By Arjay L. Balinbin, Senior Reporter
THE AIRLINE and tourism industries are seeking simplified travel guidelines for individuals who have been fully vaccinated against the coronavirus disease 2019 (COVID-19), in order to hasten the recovery of the pandemic-battered sectors.
Incentivizing fully vaccinated customers, which is already being done by some airlines in the United States, is also seen as a strategy to encourage air travel and promote vaccination among Filipinos.
Low-cost carrier Philippines AirAsia, Inc. said in a statement on Tuesday that it is “currently looking at providing incentives for fully vaccinated individuals not only to stir the demand for safe air travel but also to encourage everyone to take the shot.”
Cebu Pacific, operated by Cebu Air, Inc., said the best way to provide incentive is by making the process simpler for passengers.
“Our recent passenger surveys show that people want to travel, but their main concerns are travel requirements and restrictions. If processes were standardized across the industry, then domestic travel will become easier for all,” Candice A. Iyog, Cebu Pacific vice-president for marketing and customer service, told BusinessWorld in a phone message on Wednesday.
She noted that the budget airline has continuously provided low fares throughout the pandemic, including its trademark “piso fares.”
Roberto C.O. Lim, executive director and vice-chairman of the Air Carriers Association of the Philippines, Inc. (ACAP), said a green lane for fully vaccinated tourists being pushed by the Tourism department is a “good initiative to safely open the country to foreign travelers.”
“This has to be accompanied by proper protocols on the ground upon arrival of the vaccinated passengers. If you will subject them to queue, then it will dampen their interest to travel to the Philippines,” Mr. Lim told BusinessWorld in a phone message on Tuesday.
Philippine Airlines (PAL) Gilbert F. Santa Maria said the flag carrier is looking forward to welcoming more travelers from the United States and other countries when arrival protocols for vaccinated passengers are put in place.
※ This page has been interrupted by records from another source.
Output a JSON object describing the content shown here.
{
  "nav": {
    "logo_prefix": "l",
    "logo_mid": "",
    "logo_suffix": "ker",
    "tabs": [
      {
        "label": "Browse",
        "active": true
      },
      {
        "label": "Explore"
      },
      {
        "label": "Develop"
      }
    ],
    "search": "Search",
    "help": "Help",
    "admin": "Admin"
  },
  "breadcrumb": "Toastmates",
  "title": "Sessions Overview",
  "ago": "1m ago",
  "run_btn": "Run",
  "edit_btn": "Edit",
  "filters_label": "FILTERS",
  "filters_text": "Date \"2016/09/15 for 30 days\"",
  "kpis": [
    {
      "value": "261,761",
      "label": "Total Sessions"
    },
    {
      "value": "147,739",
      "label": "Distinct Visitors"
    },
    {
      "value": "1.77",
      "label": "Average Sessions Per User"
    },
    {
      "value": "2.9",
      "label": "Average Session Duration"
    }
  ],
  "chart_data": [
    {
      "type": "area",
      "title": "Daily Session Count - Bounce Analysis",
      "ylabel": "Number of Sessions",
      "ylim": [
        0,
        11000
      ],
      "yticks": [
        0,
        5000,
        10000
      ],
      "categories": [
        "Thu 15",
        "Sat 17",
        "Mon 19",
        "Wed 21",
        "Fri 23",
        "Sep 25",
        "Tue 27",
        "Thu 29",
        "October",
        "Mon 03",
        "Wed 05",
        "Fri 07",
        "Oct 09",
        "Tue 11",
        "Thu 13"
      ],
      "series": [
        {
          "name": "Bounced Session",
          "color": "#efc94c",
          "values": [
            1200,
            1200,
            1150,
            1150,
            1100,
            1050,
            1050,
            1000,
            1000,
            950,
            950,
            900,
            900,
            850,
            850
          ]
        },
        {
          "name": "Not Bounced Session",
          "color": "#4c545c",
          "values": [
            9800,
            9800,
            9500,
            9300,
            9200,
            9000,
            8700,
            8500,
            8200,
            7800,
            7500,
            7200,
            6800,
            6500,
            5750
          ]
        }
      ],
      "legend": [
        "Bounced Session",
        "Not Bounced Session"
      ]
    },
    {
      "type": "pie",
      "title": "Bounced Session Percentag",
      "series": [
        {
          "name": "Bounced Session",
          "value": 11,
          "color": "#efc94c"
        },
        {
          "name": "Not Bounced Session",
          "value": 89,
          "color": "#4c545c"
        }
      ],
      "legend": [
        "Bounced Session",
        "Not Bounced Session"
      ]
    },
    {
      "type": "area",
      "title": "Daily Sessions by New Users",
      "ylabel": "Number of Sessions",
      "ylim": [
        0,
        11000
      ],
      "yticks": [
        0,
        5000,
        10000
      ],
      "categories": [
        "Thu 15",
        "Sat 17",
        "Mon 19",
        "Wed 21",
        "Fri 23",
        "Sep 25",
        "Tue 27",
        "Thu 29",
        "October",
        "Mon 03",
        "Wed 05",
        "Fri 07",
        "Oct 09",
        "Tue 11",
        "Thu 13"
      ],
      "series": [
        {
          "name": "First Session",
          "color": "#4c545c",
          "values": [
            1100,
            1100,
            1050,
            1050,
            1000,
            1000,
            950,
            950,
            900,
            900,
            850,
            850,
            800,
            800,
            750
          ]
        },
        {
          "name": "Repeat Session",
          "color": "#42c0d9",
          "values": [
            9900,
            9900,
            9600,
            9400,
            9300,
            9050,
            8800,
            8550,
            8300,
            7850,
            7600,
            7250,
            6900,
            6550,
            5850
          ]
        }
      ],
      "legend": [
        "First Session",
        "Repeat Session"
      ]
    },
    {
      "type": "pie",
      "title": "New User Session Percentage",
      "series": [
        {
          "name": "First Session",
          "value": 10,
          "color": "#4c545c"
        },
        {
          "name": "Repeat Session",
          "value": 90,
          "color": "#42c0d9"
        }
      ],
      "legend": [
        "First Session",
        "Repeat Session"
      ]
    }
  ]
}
“A good number of our passengers flying in from the US have completed their full vaccine doses. We could welcome more travelers from the US and other countries with favorable epidemiological situations, such as Singapore, Australia, Israel and Korea,” he said in a statement.
Philippines AirAsia Spokesperson Steve F. Dailisan said a green lane will encourage leisure travelers who are concerned over the different requirements.
“This will be further reinforced by the implementation of uniform travel requirements through a digital travel pass,” he added.
The Tourism department said that some countries have eased border restrictions and opened up major tourist destinations to fully vaccinated foreign visitors.
“We must keep pace with our neighbors and the rest of the world in slowly reopening our tourist destinations,” Tourism Secretary Bernadette Romulo-Puyat said in a phone message on Tuesday.
Tourism Congress of the Philippines President Jose C. Clemente III said green lanes should be opened in a safe and secure manner.
“Even if the travelers are vaccinated, we have to ensure that the frontliners in their destinations are also vaccinated because vaccinated travelers are still possible virus carriers,” he said.
Transport expert Rene S. Santiago, however, noted that efforts to promote tourism amid an on-going pandemic would be useless if “unscientific” government restrictions remain in place.
Mr. Santiago criticized the 2,000 passengers per day limit at the Ninoy Aquino International Airport. “They impose restrictions based solely on the numbers they picked up from the sky,” he said.
He noted that local airlines can follow the example of US carriers that provide incentives for vaccinated customers.
ACAP’s Mr. Lim suggested that vaccinated passengers should be excluded from the 2,000 daily passenger arrival quota.
“The Philippines should also adopt green lanes for Filipinos by importing internationally accepted systems of another country with its own green lanes, so we also benefit when traveling abroad,” he said.
“In domestic travel, you also need to adopt green lanes between two domestic points. Local government units must cooperate,” Mr. Lim added.
Tourism Congress’ Mr. Clemente said there should be continued efforts to promote tourist destinations to the international market to keep the Philippines in the consciousness of foreign travelers.
“It is working. We are now receiving more inquiries for next year. Travelers from Europe and the United States are really itching to travel,” he said. “The increase has been 20%, as of May, from where we were a year ago.”
“A lot of them want to come in by the first quarter of 2022, but they are being realistic. They said they could be flexible depending on the situation that prevails in the country at the time,” Mr. Clemente added.
Mr. Santiago said airlines, hotels, and travel companies should agree to offer a “lockdown” tourism package.
“The idea is like you are locked down in a resort for 10 days, which is equivalent to a quarantine,” he said.
With the pace of vaccination in the country, local and domestic leisure travels may go back to pre-pandemic levels by 2024, Mr. Santiago noted.
“You are vaccinating 60,000 to 65,000 people a day. They said they can raise it 200,000; but with that, you will still need two to three years,” he said.